Entries from a dataset of interfaces
┏━━

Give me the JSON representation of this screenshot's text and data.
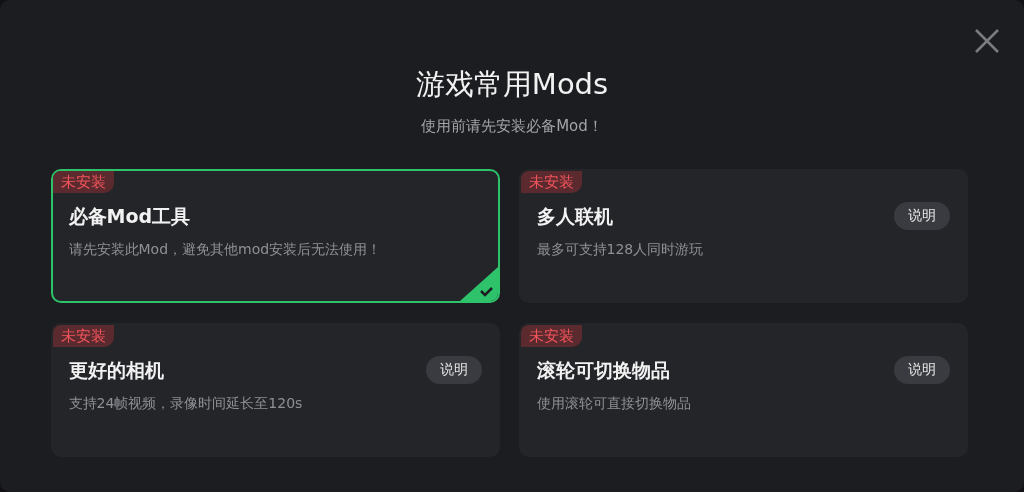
{
  "dialog": {
    "title": "游戏常用Mods",
    "subtitle": "使用前请先安装必备Mod！"
  },
  "mods": [
    {
      "status": "未安装",
      "name": "必备Mod工具",
      "description": "请先安装此Mod，避免其他mod安装后无法使用！",
      "selected": true
    },
    {
      "status": "未安装",
      "name": "多人联机",
      "description": "最多可支持128人同时游玩",
      "selected": false,
      "info_button": "说明"
    },
    {
      "status": "未安装",
      "name": "更好的相机",
      "description": "支持24帧视频，录像时间延长至120s",
      "selected": false,
      "info_button": "说明"
    },
    {
      "status": "未安装",
      "name": "滚轮可切换物品",
      "description": "使用滚轮可直接切换物品",
      "selected": false,
      "info_button": "说明"
    }
  ]
}
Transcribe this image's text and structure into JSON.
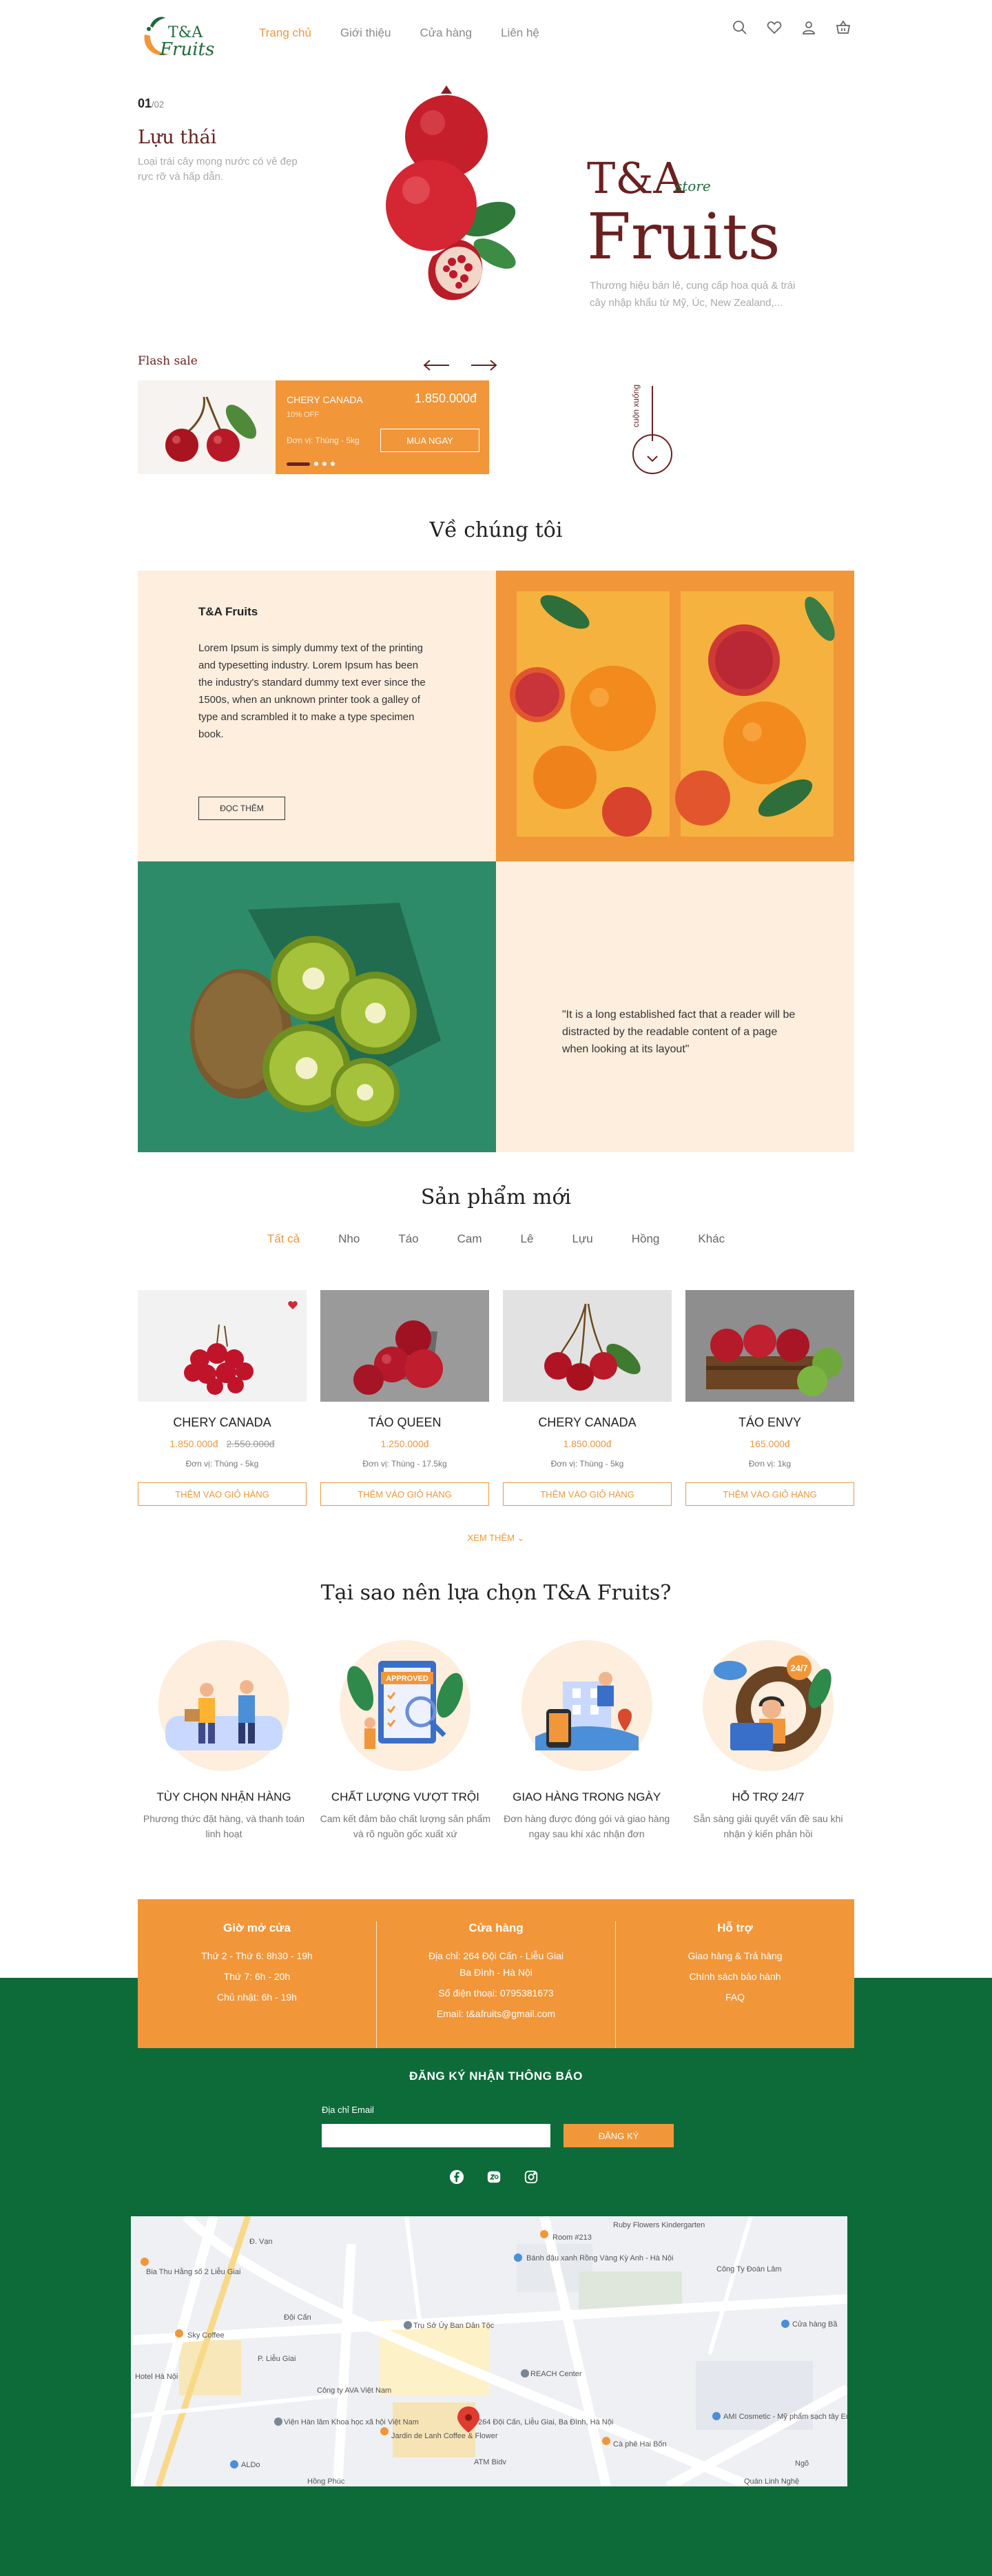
{
  "header": {
    "logo_text_1": "T&A",
    "logo_text_2": "Fruits",
    "nav": [
      "Trang chủ",
      "Giới thiệu",
      "Cửa hàng",
      "Liên hệ"
    ]
  },
  "hero": {
    "slide_current": "01",
    "slide_total": "/02",
    "name": "Lựu thái",
    "desc": "Loại trái cây mọng nước có vẻ đẹp rực rỡ và hấp dẫn.",
    "brand_top": "T&A",
    "brand_store": "store",
    "brand_main": "Fruits",
    "brand_desc": "Thương hiệu bán lẻ, cung cấp hoa quả & trái cây nhập khẩu từ Mỹ, Úc, New Zealand,..."
  },
  "flash": {
    "title": "Flash sale",
    "product": "CHERY CANADA",
    "price": "1.850.000đ",
    "off": "10% OFF",
    "unit": "Đơn vị: Thùng - 5kg",
    "button": "MUA NGAY",
    "scroll": "cuộn xuống"
  },
  "about": {
    "title": "Về chúng tôi",
    "heading": "T&A Fruits",
    "text": "Lorem Ipsum is simply dummy text of the printing and typesetting industry. Lorem Ipsum has been the industry's standard dummy text ever since the 1500s, when an unknown printer took a galley of type and scrambled it to make a type specimen book.",
    "button": "ĐỌC THÊM",
    "quote": "\"It is a long established fact that a reader will be distracted by the readable content of a page when looking at its layout\""
  },
  "products": {
    "title": "Sản phẩm mới",
    "tabs": [
      "Tất cả",
      "Nho",
      "Táo",
      "Cam",
      "Lê",
      "Lựu",
      "Hồng",
      "Khác"
    ],
    "items": [
      {
        "name": "CHERY CANADA",
        "price": "1.850.000đ",
        "old": "2.550.000đ",
        "unit": "Đơn vị: Thùng - 5kg",
        "button": "THÊM VÀO GIỎ HÀNG"
      },
      {
        "name": "TÁO QUEEN",
        "price": "1.250.000đ",
        "old": "",
        "unit": "Đơn vị: Thùng - 17.5kg",
        "button": "THÊM VÀO GIỎ HÀNG"
      },
      {
        "name": "CHERY CANADA",
        "price": "1.850.000đ",
        "old": "",
        "unit": "Đơn vị: Thùng - 5kg",
        "button": "THÊM VÀO GIỎ HÀNG"
      },
      {
        "name": "TÁO ENVY",
        "price": "165.000đ",
        "old": "",
        "unit": "Đơn vị: 1kg",
        "button": "THÊM VÀO GIỎ HÀNG"
      }
    ],
    "more": "XEM THÊM"
  },
  "why": {
    "title": "Tại sao nên lựa chọn T&A Fruits?",
    "items": [
      {
        "title": "TÙY CHỌN NHẬN HÀNG",
        "desc": "Phương thức đặt hàng, và thanh toán linh hoạt"
      },
      {
        "title": "CHẤT LƯỢNG VƯỢT TRỘI",
        "desc": "Cam kết đảm bảo chất lượng sản phẩm và rõ nguồn gốc xuất xứ"
      },
      {
        "title": "GIAO HÀNG TRONG NGÀY",
        "desc": "Đơn hàng được đóng gói và giao hàng ngay sau khi xác nhận đơn"
      },
      {
        "title": "HỖ TRỢ 24/7",
        "desc": "Sẵn sàng giải quyết vấn đề sau khi nhận ý kiến phản hồi"
      }
    ],
    "badge_approved": "APPROVED",
    "badge_247": "24/7"
  },
  "footer": {
    "hours_title": "Giờ mở cửa",
    "hours": [
      "Thứ 2 - Thứ 6: 8h30 - 19h",
      "Thứ 7: 6h - 20h",
      "Chủ nhật: 6h - 19h"
    ],
    "store_title": "Cửa hàng",
    "store": [
      "Địa chỉ: 264 Đội Cấn - Liễu Giai",
      "Ba Đình - Hà Nội",
      "Số điện thoại: 0795381673",
      "Email: t&afruits@gmail.com"
    ],
    "support_title": "Hỗ trợ",
    "support": [
      "Giao hàng & Trả hàng",
      "Chính sách bảo hành",
      "FAQ"
    ],
    "subscribe_title": "ĐĂNG KÝ NHẬN THÔNG BÁO",
    "email_label": "Địa chỉ Email",
    "email_placeholder": "",
    "subscribe_button": "ĐĂNG KÝ"
  },
  "map": {
    "labels": [
      "Ruby Flowers Kindergarten",
      "Room #213",
      "Bánh đậu xanh Rồng Vàng Kỳ Anh - Hà Nội",
      "Công Ty Đoàn Lâm",
      "Bia Thu Hằng số 2 Liễu Giai",
      "Sky Coffee",
      "Trụ Sở Ủy Ban Dân Tộc",
      "Cửa hàng Bầ",
      "Hotel Hà Nội",
      "REACH Center",
      "Công ty AVA Việt Nam",
      "Viện Hàn lâm Khoa học xã hội Việt Nam",
      "Jardin de Lanh Coffee & Flower",
      "264 Đội Cấn, Liễu Giai, Ba Đình, Hà Nội",
      "AMI Cosmetic - Mỹ phẩm sạch tây Eu",
      "Cà phê Hai Bốn",
      "ATM Bidv",
      "ALDo",
      "Hồng Phúc",
      "Quán Linh Nghệ",
      "P. Liễu Giai",
      "Đội Cấn",
      "Đ. Vạn",
      "Ngõ"
    ]
  },
  "colors": {
    "orange": "#f2963a",
    "maroon": "#6b2020",
    "green": "#0d6b3a",
    "cream": "#fdeede"
  }
}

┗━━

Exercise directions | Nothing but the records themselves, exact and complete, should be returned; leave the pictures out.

Response to this exercise |
Give me the JSON representation of this screenshot's text and data.
{
  "dialog": {
    "title": "游戏常用Mods",
    "subtitle": "使用前请先安装必备Mod！"
  },
  "mods": [
    {
      "status": "未安装",
      "name": "必备Mod工具",
      "description": "请先安装此Mod，避免其他mod安装后无法使用！",
      "selected": true
    },
    {
      "status": "未安装",
      "name": "多人联机",
      "description": "最多可支持128人同时游玩",
      "selected": false,
      "info_button": "说明"
    },
    {
      "status": "未安装",
      "name": "更好的相机",
      "description": "支持24帧视频，录像时间延长至120s",
      "selected": false,
      "info_button": "说明"
    },
    {
      "status": "未安装",
      "name": "滚轮可切换物品",
      "description": "使用滚轮可直接切换物品",
      "selected": false,
      "info_button": "说明"
    }
  ]
}
Transcribe this image's text and structure into JSON.
{
  "header": {
    "logo_text_1": "T&A",
    "logo_text_2": "Fruits",
    "nav": [
      "Trang chủ",
      "Giới thiệu",
      "Cửa hàng",
      "Liên hệ"
    ]
  },
  "hero": {
    "slide_current": "01",
    "slide_total": "/02",
    "name": "Lựu thái",
    "desc": "Loại trái cây mọng nước có vẻ đẹp rực rỡ và hấp dẫn.",
    "brand_top": "T&A",
    "brand_store": "store",
    "brand_main": "Fruits",
    "brand_desc": "Thương hiệu bán lẻ, cung cấp hoa quả & trái cây nhập khẩu từ Mỹ, Úc, New Zealand,..."
  },
  "flash": {
    "title": "Flash sale",
    "product": "CHERY CANADA",
    "price": "1.850.000đ",
    "off": "10% OFF",
    "unit": "Đơn vị: Thùng - 5kg",
    "button": "MUA NGAY",
    "scroll": "cuộn xuống"
  },
  "about": {
    "title": "Về chúng tôi",
    "heading": "T&A Fruits",
    "text": "Lorem Ipsum is simply dummy text of the printing and typesetting industry. Lorem Ipsum has been the industry's standard dummy text ever since the 1500s, when an unknown printer took a galley of type and scrambled it to make a type specimen book.",
    "button": "ĐỌC THÊM",
    "quote": "\"It is a long established fact that a reader will be distracted by the readable content of a page when looking at its layout\""
  },
  "products": {
    "title": "Sản phẩm mới",
    "tabs": [
      "Tất cả",
      "Nho",
      "Táo",
      "Cam",
      "Lê",
      "Lựu",
      "Hồng",
      "Khác"
    ],
    "items": [
      {
        "name": "CHERY CANADA",
        "price": "1.850.000đ",
        "old": "2.550.000đ",
        "unit": "Đơn vị: Thùng - 5kg",
        "button": "THÊM VÀO GIỎ HÀNG"
      },
      {
        "name": "TÁO QUEEN",
        "price": "1.250.000đ",
        "old": "",
        "unit": "Đơn vị: Thùng - 17.5kg",
        "button": "THÊM VÀO GIỎ HÀNG"
      },
      {
        "name": "CHERY CANADA",
        "price": "1.850.000đ",
        "old": "",
        "unit": "Đơn vị: Thùng - 5kg",
        "button": "THÊM VÀO GIỎ HÀNG"
      },
      {
        "name": "TÁO ENVY",
        "price": "165.000đ",
        "old": "",
        "unit": "Đơn vị: 1kg",
        "button": "THÊM VÀO GIỎ HÀNG"
      }
    ],
    "more": "XEM THÊM"
  },
  "why": {
    "title": "Tại sao nên lựa chọn T&A Fruits?",
    "items": [
      {
        "title": "TÙY CHỌN NHẬN HÀNG",
        "desc": "Phương thức đặt hàng, và thanh toán linh hoạt"
      },
      {
        "title": "CHẤT LƯỢNG VƯỢT TRỘI",
        "desc": "Cam kết đảm bảo chất lượng sản phẩm và rõ nguồn gốc xuất xứ"
      },
      {
        "title": "GIAO HÀNG TRONG NGÀY",
        "desc": "Đơn hàng được đóng gói và giao hàng ngay sau khi xác nhận đơn"
      },
      {
        "title": "HỖ TRỢ 24/7",
        "desc": "Sẵn sàng giải quyết vấn đề sau khi nhận ý kiến phản hồi"
      }
    ],
    "badge_approved": "APPROVED",
    "badge_247": "24/7"
  },
  "footer": {
    "hours_title": "Giờ mở cửa",
    "hours": [
      "Thứ 2 - Thứ 6: 8h30 - 19h",
      "Thứ 7: 6h - 20h",
      "Chủ nhật: 6h - 19h"
    ],
    "store_title": "Cửa hàng",
    "store": [
      "Địa chỉ: 264 Đội Cấn - Liễu Giai",
      "Ba Đình - Hà Nội",
      "Số điện thoại: 0795381673",
      "Email: t&afruits@gmail.com"
    ],
    "support_title": "Hỗ trợ",
    "support": [
      "Giao hàng & Trả hàng",
      "Chính sách bảo hành",
      "FAQ"
    ],
    "subscribe_title": "ĐĂNG KÝ NHẬN THÔNG BÁO",
    "email_label": "Địa chỉ Email",
    "email_placeholder": "",
    "subscribe_button": "ĐĂNG KÝ"
  },
  "map": {
    "labels": [
      "Ruby Flowers Kindergarten",
      "Room #213",
      "Bánh đậu xanh Rồng Vàng Kỳ Anh - Hà Nội",
      "Công Ty Đoàn Lâm",
      "Bia Thu Hằng số 2 Liễu Giai",
      "Sky Coffee",
      "Trụ Sở Ủy Ban Dân Tộc",
      "Cửa hàng Bầ",
      "Hotel Hà Nội",
      "REACH Center",
      "Công ty AVA Việt Nam",
      "Viện Hàn lâm Khoa học xã hội Việt Nam",
      "Jardin de Lanh Coffee & Flower",
      "264 Đội Cấn, Liễu Giai, Ba Đình, Hà Nội",
      "AMI Cosmetic - Mỹ phẩm sạch tây Eu",
      "Cà phê Hai Bốn",
      "ATM Bidv",
      "ALDo",
      "Hồng Phúc",
      "Quán Linh Nghệ",
      "P. Liễu Giai",
      "Đội Cấn",
      "Đ. Vạn",
      "Ngõ"
    ]
  },
  "colors": {
    "orange": "#f2963a",
    "maroon": "#6b2020",
    "green": "#0d6b3a",
    "cream": "#fdeede"
  }
}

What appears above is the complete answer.